[DIRECTIONS]
Your copy should match the records exactly, apart from the pictures, which stay out.
EXERCISE MATERIALS: Begin
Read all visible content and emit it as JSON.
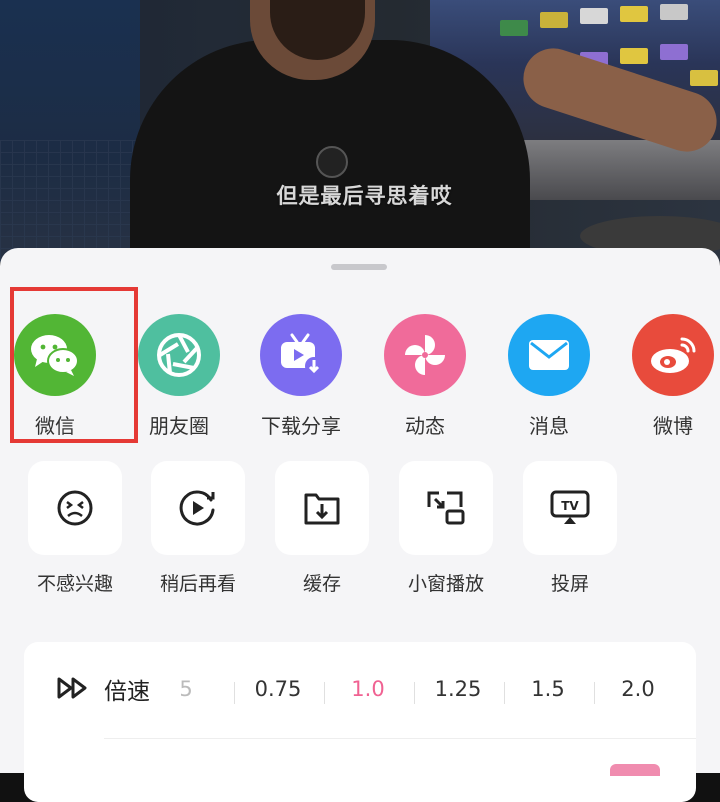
{
  "video": {
    "subtitle": "但是最后寻思着哎"
  },
  "share": {
    "items": [
      {
        "label": "微信",
        "icon": "wechat-icon",
        "color": "#52b635"
      },
      {
        "label": "朋友圈",
        "icon": "moments-icon",
        "color": "#4fbf9f"
      },
      {
        "label": "下载分享",
        "icon": "download-share-icon",
        "color": "#7c6cf0"
      },
      {
        "label": "动态",
        "icon": "pinwheel-icon",
        "color": "#f06b9a"
      },
      {
        "label": "消息",
        "icon": "mail-icon",
        "color": "#1ea7f2"
      },
      {
        "label": "微博",
        "icon": "weibo-icon",
        "color": "#e84b3c"
      }
    ]
  },
  "actions": {
    "items": [
      {
        "label": "不感兴趣",
        "icon": "not-interested-icon"
      },
      {
        "label": "稍后再看",
        "icon": "watch-later-icon"
      },
      {
        "label": "缓存",
        "icon": "cache-download-icon"
      },
      {
        "label": "小窗播放",
        "icon": "picture-in-picture-icon"
      },
      {
        "label": "投屏",
        "icon": "tv-cast-icon"
      }
    ]
  },
  "speed": {
    "label": "倍速",
    "icon": "fast-forward-icon",
    "partial": "5",
    "options": [
      "0.75",
      "1.0",
      "1.25",
      "1.5",
      "2.0"
    ],
    "selected": "1.0",
    "selected_color": "#f06292"
  }
}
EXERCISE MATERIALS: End
[YOUR SOLUTION]
Read all visible content and emit it as JSON.
{
  "video": {
    "subtitle": "但是最后寻思着哎"
  },
  "share": {
    "items": [
      {
        "label": "微信",
        "icon": "wechat-icon",
        "color": "#52b635"
      },
      {
        "label": "朋友圈",
        "icon": "moments-icon",
        "color": "#4fbf9f"
      },
      {
        "label": "下载分享",
        "icon": "download-share-icon",
        "color": "#7c6cf0"
      },
      {
        "label": "动态",
        "icon": "pinwheel-icon",
        "color": "#f06b9a"
      },
      {
        "label": "消息",
        "icon": "mail-icon",
        "color": "#1ea7f2"
      },
      {
        "label": "微博",
        "icon": "weibo-icon",
        "color": "#e84b3c"
      }
    ]
  },
  "actions": {
    "items": [
      {
        "label": "不感兴趣",
        "icon": "not-interested-icon"
      },
      {
        "label": "稍后再看",
        "icon": "watch-later-icon"
      },
      {
        "label": "缓存",
        "icon": "cache-download-icon"
      },
      {
        "label": "小窗播放",
        "icon": "picture-in-picture-icon"
      },
      {
        "label": "投屏",
        "icon": "tv-cast-icon"
      }
    ]
  },
  "speed": {
    "label": "倍速",
    "icon": "fast-forward-icon",
    "partial": "5",
    "options": [
      "0.75",
      "1.0",
      "1.25",
      "1.5",
      "2.0"
    ],
    "selected": "1.0",
    "selected_color": "#f06292"
  }
}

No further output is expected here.